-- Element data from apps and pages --
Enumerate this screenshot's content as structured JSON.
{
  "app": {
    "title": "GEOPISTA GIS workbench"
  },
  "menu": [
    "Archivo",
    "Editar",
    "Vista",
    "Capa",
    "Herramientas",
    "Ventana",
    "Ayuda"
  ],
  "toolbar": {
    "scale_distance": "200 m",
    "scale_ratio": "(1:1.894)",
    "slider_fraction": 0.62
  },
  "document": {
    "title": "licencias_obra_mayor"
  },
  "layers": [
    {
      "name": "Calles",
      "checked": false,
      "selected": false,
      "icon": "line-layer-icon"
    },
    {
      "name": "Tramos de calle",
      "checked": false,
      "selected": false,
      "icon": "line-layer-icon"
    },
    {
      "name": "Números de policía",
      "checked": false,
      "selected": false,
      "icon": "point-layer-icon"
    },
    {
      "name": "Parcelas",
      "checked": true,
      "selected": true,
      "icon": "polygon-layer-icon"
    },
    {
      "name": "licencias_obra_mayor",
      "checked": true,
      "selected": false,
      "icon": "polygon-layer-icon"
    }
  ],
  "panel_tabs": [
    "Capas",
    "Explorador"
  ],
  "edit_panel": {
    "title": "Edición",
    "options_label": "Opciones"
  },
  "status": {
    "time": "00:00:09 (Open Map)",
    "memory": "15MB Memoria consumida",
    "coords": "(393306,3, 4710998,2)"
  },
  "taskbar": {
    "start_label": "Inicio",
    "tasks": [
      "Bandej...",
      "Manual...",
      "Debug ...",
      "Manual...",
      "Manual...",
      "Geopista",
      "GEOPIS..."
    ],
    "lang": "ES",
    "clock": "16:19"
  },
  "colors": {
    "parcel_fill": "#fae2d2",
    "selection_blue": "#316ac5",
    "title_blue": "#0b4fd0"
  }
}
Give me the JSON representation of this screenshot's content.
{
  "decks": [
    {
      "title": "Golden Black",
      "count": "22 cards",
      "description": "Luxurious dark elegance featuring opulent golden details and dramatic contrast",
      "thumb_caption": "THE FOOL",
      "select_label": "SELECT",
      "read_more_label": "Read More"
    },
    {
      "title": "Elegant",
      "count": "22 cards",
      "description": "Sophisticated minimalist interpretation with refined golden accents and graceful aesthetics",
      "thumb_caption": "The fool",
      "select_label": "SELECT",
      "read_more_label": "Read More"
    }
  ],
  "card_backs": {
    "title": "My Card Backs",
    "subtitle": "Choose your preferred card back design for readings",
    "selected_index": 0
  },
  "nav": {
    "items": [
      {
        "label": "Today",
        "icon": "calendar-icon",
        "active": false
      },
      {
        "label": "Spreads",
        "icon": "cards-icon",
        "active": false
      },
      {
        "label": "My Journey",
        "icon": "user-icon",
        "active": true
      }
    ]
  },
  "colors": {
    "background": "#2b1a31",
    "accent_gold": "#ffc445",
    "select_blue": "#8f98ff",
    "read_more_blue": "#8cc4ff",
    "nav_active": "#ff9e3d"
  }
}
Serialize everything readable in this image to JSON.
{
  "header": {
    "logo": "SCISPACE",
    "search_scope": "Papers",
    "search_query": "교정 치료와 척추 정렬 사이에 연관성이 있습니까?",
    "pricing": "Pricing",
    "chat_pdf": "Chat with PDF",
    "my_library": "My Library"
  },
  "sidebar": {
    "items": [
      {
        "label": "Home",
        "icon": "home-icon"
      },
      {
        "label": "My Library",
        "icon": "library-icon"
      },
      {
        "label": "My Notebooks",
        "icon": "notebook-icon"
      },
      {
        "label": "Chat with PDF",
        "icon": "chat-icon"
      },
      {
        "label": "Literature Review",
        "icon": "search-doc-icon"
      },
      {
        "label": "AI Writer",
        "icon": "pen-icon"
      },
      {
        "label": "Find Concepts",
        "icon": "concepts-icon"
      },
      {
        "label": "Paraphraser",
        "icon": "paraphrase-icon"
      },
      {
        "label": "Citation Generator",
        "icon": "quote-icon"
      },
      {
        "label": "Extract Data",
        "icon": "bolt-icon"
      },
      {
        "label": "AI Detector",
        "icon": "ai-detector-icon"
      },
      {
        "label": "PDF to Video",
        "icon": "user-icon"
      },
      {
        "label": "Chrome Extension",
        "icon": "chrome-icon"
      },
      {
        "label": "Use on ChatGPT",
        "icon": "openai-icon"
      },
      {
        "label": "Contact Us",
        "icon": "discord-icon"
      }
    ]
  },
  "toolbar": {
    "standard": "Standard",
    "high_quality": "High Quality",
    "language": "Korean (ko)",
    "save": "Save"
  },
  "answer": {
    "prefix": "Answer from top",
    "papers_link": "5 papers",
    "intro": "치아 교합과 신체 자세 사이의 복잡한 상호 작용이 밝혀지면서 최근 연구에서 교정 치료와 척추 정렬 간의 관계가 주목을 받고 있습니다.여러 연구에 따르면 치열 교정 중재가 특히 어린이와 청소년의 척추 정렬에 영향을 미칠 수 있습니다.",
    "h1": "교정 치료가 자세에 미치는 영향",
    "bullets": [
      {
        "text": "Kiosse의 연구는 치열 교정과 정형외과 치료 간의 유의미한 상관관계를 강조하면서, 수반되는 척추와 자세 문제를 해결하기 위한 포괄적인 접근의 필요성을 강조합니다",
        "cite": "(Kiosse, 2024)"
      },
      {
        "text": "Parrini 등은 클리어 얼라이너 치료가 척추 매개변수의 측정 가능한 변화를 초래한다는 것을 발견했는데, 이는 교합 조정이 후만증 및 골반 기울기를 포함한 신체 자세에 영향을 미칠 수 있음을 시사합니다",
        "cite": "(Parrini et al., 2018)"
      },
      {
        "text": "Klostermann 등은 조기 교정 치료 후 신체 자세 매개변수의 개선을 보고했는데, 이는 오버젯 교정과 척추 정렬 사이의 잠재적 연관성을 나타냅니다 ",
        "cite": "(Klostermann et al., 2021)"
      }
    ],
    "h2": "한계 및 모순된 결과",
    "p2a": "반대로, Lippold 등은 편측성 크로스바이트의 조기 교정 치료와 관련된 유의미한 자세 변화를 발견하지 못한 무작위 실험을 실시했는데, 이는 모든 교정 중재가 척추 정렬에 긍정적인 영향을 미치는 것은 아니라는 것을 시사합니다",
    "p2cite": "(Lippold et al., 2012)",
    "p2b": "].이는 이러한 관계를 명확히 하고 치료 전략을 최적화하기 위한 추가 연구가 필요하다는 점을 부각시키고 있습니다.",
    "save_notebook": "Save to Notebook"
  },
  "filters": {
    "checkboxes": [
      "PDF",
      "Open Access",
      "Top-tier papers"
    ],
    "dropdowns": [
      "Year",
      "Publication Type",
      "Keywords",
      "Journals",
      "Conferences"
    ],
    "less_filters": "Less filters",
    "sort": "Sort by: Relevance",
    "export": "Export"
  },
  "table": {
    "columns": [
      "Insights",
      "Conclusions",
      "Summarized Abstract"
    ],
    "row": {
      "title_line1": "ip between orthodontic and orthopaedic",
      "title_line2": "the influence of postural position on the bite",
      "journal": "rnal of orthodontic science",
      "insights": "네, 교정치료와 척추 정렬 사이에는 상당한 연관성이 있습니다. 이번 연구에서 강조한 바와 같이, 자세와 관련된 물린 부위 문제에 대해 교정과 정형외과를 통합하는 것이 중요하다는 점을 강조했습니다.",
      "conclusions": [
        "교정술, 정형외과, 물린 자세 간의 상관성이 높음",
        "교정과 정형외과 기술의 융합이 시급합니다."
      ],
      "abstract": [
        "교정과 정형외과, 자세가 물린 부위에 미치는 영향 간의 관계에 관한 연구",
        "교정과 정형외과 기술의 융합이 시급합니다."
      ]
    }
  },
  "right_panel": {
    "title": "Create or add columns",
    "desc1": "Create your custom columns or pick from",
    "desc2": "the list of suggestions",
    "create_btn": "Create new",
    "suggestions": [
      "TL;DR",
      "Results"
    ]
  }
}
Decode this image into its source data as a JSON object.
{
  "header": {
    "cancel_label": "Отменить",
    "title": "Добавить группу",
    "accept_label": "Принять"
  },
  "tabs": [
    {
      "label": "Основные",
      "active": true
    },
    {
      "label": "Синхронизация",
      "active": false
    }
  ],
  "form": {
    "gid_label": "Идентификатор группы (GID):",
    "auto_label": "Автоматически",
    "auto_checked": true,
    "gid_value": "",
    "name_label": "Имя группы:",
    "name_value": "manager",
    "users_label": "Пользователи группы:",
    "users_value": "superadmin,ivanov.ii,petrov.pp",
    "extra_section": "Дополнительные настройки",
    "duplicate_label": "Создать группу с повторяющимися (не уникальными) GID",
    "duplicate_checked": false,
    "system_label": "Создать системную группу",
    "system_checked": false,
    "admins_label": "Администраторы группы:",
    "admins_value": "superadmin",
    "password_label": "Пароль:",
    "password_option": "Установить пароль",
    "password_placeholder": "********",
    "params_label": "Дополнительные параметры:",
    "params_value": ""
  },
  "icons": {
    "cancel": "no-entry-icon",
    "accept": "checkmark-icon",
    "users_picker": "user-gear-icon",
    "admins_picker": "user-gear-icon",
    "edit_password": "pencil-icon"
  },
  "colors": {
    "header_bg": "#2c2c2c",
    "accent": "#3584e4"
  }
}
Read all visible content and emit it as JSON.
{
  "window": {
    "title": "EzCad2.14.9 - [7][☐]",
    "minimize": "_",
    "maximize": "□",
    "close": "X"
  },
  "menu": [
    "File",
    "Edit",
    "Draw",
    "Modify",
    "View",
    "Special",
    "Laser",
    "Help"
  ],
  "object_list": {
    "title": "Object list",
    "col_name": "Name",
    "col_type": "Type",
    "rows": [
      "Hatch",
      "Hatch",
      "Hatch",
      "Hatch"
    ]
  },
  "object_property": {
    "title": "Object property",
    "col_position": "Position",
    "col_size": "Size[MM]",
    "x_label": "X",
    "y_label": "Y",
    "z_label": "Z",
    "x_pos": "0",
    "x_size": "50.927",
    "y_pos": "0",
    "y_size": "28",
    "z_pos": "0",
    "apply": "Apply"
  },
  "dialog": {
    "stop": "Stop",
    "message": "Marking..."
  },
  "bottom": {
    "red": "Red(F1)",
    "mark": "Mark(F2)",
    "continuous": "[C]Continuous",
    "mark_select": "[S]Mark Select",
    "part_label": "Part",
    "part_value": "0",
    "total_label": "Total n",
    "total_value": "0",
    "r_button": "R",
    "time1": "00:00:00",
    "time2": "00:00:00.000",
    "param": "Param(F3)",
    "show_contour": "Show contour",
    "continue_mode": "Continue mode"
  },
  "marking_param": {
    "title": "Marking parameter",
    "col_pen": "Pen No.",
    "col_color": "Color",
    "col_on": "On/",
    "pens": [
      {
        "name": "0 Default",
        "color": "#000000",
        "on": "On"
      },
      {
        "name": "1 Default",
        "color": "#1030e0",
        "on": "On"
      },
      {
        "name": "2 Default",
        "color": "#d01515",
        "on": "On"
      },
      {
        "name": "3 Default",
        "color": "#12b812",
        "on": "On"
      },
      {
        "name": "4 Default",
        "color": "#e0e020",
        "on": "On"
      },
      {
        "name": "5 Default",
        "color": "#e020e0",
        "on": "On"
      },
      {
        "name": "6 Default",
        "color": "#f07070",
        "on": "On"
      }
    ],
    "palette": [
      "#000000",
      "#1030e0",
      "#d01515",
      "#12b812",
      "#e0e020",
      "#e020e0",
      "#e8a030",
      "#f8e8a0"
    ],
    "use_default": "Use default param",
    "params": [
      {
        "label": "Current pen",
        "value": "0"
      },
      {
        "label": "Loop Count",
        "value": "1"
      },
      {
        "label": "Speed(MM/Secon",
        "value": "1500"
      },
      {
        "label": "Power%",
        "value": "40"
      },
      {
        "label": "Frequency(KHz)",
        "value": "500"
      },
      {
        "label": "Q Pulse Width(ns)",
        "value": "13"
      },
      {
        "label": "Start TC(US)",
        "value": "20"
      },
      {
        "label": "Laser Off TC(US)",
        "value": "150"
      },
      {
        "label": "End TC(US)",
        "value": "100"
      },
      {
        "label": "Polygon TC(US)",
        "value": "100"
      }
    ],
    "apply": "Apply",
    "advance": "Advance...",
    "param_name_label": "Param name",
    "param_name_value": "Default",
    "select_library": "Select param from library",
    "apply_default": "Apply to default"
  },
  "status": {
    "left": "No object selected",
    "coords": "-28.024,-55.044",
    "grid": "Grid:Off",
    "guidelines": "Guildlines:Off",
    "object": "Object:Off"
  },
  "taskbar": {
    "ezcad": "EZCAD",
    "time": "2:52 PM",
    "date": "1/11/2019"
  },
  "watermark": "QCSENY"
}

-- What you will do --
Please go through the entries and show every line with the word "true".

-- Answer to the exercise --
      "checked": true,
      "selected": true,
      "checked": true,
        "active": true
      "active": true
    "auto_checked": true,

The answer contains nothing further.